In my book, I explore a broad perspective on homelessness, physical and spiritual, and the act of creating sanctuary as a response to the hunger for home. I try to expand the spiritual teachings on finding home to recognize societal influences, the longing for connection to the earth and each other, and finding spiritual and cultural sanctuary. Along with this inquiry on sanctuary, I examine several kinds of home and homelessness including urban displacement; historical and political loss of land, culture, and language; as well as religious and spiritual quests for home. I dug my feet into the mud and waited to see what would emerge concerning the homeless condition of every living being—our insecurities, experiences, and threats to our sense of belonging.
Rev. Zenju Earthlyn Manuel, PhD, a Soto Zen priest, was born to parents who migrated from rural Louisiana and settled in Los Angeles, where she was born and raised with her two sisters.
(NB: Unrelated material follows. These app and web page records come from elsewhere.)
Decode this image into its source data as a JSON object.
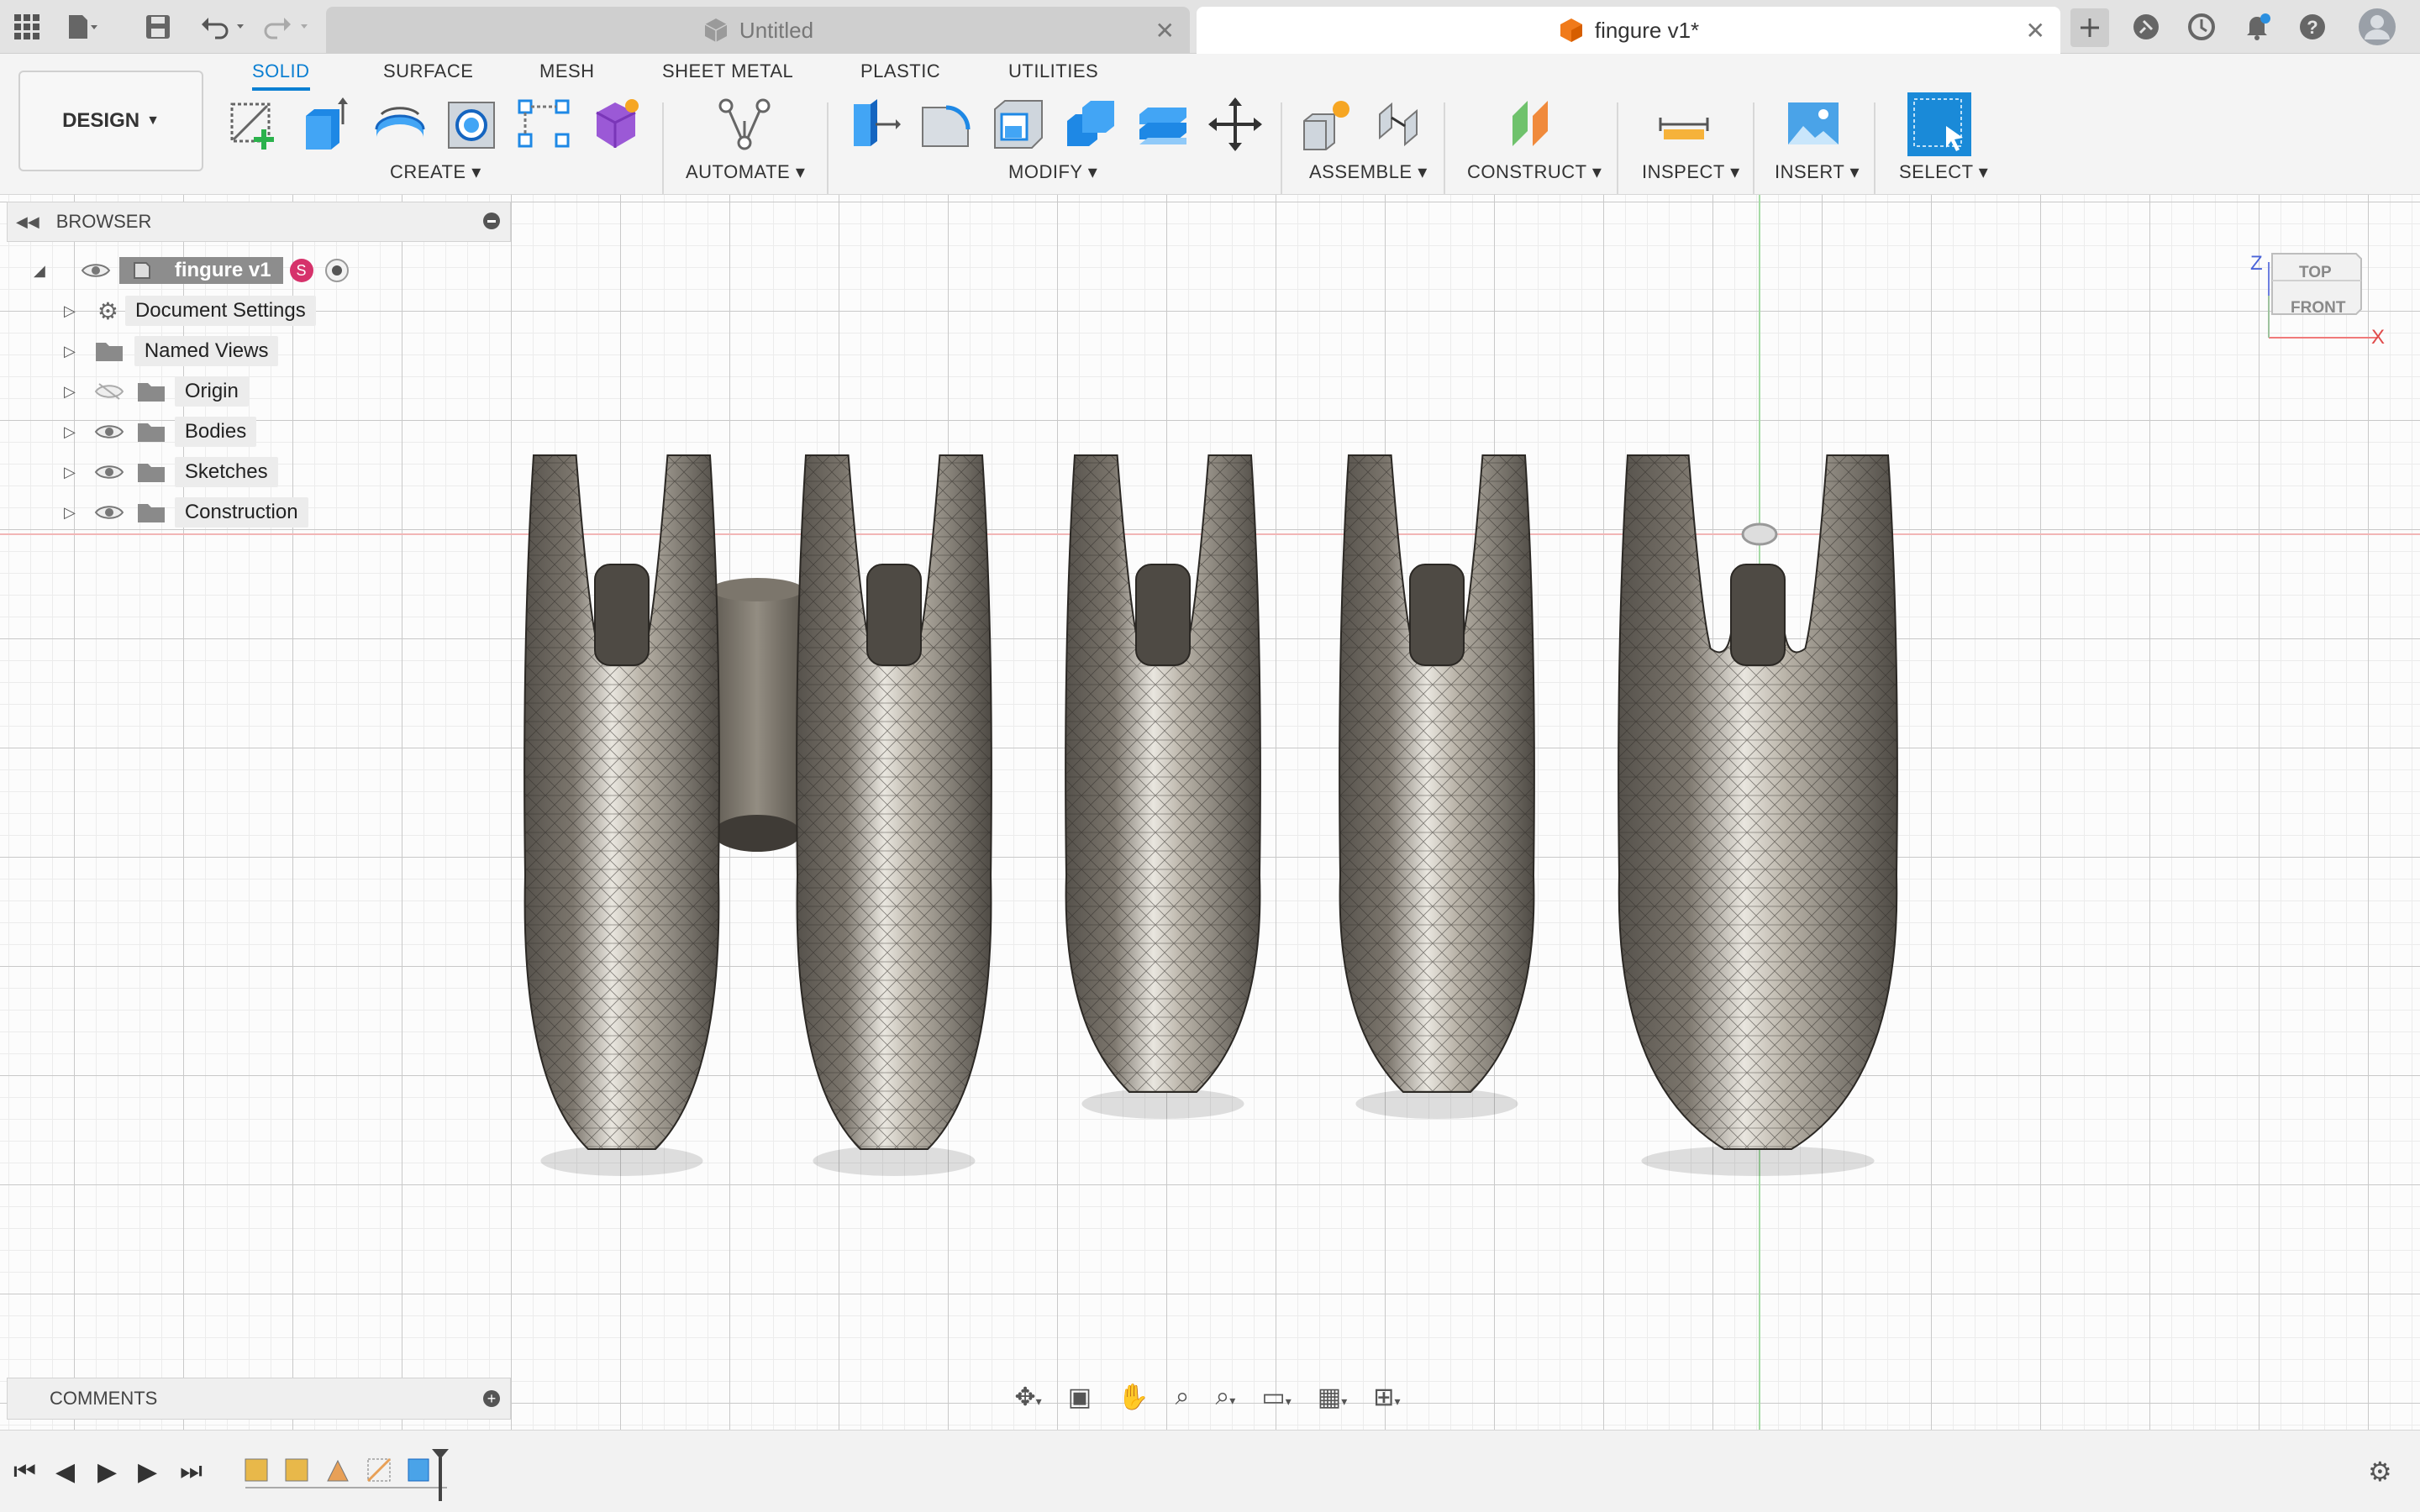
{
  "tabs": {
    "inactive_title": "Untitled",
    "active_title": "fingure v1*"
  },
  "ribbon": {
    "tabs": [
      "SOLID",
      "SURFACE",
      "MESH",
      "SHEET METAL",
      "PLASTIC",
      "UTILITIES"
    ],
    "workspace": "DESIGN",
    "groups": {
      "create": "CREATE",
      "automate": "AUTOMATE",
      "modify": "MODIFY",
      "assemble": "ASSEMBLE",
      "construct": "CONSTRUCT",
      "inspect": "INSPECT",
      "insert": "INSERT",
      "select": "SELECT"
    },
    "accent": "#0b7fd2"
  },
  "browser": {
    "title": "BROWSER",
    "root": "fingure v1",
    "items": [
      "Document Settings",
      "Named Views",
      "Origin",
      "Bodies",
      "Sketches",
      "Construction"
    ]
  },
  "viewcube": {
    "top": "TOP",
    "front": "FRONT",
    "z_axis": "Z",
    "x_axis": "X"
  },
  "comments": {
    "title": "COMMENTS"
  },
  "icons": [
    "apps-grid-icon",
    "file-icon",
    "save-icon",
    "undo-icon",
    "redo-icon",
    "add-tab-icon",
    "extensions-icon",
    "job-status-icon",
    "notifications-icon",
    "help-icon",
    "user-avatar-icon",
    "settings-gear-icon"
  ],
  "colors": {
    "mesh_body": "#6f6a62",
    "mesh_highlight": "#f2f0ea",
    "grid_major": "#c9c9c9",
    "grid_minor": "#ececec",
    "x_axis_line": "#f2b6b6",
    "y_axis_line": "#a6dba6"
  }
}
She is the author of The Way of Tenderness: Awakening Through Race, Sexuality, and Gender, Tell Me Something About Buddhism, and, most recently, Sanctuary: A Meditation on Home, Homelessness, and Belonging, from which this article is adapted with permission of Wisdom Publications.